“If the demand is there, we will build. If it’s not there, we will slow down,” Ng said in an interview at the gleaming Phoenix Hotel, one of the finished new structures on the first of the reclaimed islands. “So there’s no worry of a ghost town, oversupply – If the demand is not there, we won’t be building.”
Mahathir’s victory is the second big threat that the development – which is a partnership between Country Garden and the Sultan of Johor – has faced in the past couple of years. Beijing’s moves to stem capital outflows imposed after the yuan plummeted in late 2016 hurt mainland Chinese demand for the apartments.
Ng said what he called the “Chinese Stigma” is the biggest hurdle facing the project.
“What the Malaysian government does not want is a Chinese enterprise coming to Malaysia, taking government contracts, affecting the project opportunities of local developers, making the money and going back,” Ng said.
This has prompted a change in hiring strategy as Forest City seeks to recruit more Malaysians like Ng into senior management positions.
“My predecessor was a Chinese. In the past, our management had only one Malaysian, which was head of legal. This (my) position is usually held by a Chinese, but now I’m here,” said Ng, who is ethnic Chinese but from Malaysia.
Ng said that the political uncertainty had hurt investor sentiment.
“It’s not that people don’t want to invest, but people are now: ‘Let’s wait and see. What if they change their policy again?’ Political stability is one, policy stability is another.”
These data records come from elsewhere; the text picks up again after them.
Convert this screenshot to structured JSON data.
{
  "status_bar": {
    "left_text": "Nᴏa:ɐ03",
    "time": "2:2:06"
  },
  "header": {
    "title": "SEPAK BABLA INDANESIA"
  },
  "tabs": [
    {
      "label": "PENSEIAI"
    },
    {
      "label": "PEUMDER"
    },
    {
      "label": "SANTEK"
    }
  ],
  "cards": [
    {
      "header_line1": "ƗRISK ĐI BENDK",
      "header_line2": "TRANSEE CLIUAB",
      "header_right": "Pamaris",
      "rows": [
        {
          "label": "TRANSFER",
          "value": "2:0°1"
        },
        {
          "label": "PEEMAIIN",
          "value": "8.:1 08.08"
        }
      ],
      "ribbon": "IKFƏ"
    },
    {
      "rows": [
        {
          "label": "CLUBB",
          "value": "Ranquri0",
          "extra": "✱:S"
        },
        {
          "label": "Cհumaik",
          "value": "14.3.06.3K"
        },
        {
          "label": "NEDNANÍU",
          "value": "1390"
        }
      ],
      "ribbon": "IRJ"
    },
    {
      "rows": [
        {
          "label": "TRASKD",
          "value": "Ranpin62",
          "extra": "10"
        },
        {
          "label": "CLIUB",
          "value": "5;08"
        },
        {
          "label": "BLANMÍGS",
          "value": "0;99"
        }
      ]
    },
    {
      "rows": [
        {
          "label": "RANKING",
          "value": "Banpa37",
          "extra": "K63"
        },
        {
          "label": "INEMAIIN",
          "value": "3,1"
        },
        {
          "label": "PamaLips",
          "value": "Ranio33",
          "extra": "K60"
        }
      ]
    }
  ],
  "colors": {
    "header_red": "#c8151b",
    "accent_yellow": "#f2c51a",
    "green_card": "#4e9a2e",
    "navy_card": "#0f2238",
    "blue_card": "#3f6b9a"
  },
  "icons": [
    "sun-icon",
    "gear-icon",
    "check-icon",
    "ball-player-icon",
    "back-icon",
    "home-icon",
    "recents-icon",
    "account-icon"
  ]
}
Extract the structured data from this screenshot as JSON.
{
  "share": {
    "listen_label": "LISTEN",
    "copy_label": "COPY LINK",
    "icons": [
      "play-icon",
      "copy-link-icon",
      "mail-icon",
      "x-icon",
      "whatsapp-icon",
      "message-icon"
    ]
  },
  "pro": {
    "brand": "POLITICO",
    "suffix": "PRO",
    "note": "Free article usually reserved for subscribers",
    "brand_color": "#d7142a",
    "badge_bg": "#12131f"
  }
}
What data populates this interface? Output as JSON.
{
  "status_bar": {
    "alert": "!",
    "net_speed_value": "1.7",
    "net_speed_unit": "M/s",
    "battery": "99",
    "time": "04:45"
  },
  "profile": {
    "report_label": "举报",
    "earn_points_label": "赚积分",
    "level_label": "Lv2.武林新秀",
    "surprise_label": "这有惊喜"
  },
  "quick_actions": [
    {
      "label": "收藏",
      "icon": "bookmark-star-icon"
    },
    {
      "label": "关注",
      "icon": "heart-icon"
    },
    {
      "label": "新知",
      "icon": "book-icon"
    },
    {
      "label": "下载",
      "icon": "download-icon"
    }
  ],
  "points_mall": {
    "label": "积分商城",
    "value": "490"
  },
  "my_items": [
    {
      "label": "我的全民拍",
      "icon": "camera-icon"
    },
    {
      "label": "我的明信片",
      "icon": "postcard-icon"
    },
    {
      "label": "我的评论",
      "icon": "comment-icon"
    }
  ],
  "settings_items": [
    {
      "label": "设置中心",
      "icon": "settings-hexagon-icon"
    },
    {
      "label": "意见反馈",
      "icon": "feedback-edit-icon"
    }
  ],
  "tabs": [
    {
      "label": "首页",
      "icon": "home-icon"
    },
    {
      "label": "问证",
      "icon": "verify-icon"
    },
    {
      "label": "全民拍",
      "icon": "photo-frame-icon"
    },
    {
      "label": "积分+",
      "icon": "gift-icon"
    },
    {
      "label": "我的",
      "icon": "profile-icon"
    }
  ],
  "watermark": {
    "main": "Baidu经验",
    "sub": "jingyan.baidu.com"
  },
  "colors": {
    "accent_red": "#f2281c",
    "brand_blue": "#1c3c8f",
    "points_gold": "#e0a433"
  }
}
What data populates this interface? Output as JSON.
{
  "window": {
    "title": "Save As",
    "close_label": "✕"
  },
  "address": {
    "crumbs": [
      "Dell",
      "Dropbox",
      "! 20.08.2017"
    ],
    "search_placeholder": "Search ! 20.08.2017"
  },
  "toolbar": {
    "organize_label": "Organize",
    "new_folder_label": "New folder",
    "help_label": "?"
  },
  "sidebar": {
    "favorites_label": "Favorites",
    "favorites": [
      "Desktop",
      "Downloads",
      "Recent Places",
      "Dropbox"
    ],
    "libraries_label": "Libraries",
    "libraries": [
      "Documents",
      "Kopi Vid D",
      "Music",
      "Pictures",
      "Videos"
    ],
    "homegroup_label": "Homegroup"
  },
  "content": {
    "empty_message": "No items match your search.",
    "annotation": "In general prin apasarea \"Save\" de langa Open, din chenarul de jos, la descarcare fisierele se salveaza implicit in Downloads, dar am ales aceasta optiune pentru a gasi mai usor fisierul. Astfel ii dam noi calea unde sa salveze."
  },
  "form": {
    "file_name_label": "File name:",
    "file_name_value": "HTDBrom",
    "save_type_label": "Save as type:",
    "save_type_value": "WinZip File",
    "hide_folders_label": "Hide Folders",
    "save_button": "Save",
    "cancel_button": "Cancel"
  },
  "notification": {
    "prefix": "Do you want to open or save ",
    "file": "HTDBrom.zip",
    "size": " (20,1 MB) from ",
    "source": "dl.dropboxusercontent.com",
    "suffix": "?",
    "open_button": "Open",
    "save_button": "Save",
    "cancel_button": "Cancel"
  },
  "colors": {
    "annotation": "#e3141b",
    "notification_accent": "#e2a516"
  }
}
At the end of a thirty-minute drive from the crossing from Singapore through palm oil plantations and jungle, the once sleepy town of Gelang Patah known for its mangroves and fishing villages now has a skyline of skyscrapers.
This futuristic development is only half of the first of four man-made islands envisioned for the development – only 2.7 square kilometres of the planned reclamation of 20 square kilometres.
Work to build more high rise residential towers, town houses and commercial buildings is continuing full steam, with dozens of heavy duty trucks carrying sand and materials while cranes dot a skyline that is growing taller and denser as high-rise apartments rapidly approach completion.
Forest City is barely inhabited, with only a handful of staff living at its service apartments and guests at its hotel.
But earlier this month, an international school opened its doors to the first 60 students – mostly from China and also from South Korea – to its 22-acre campus planted with “vertical gardens,” an Olympic-size pool and three yoga studios.
They will be knocking about the Shattuck St Mary’s school campus designed to accommodate 1,000 students as construction roars on in the backdrop.
Liang Ri Sheng, 44, who runs an electrical services company in Guangzhou, said he hopes Forest City will be the gateway for his son to an international life, riding on the strength of China’s Belt and Road regional infrastructure push.
“It will give both eastern and western exposure for my son. I think it’s good for my son’s growth and development,” Li told Reuters.
His family will be one of the first 482 to get the keys to their new homes by September.
$1 = 6.8162 Chinese yuan renminbi)
(Reporting by Fathin Ungku and Joseph Sipalan; Additional reporting by Aradhana Aravindan and Clare Jim; Editing by Jack Kim and Martin Howell)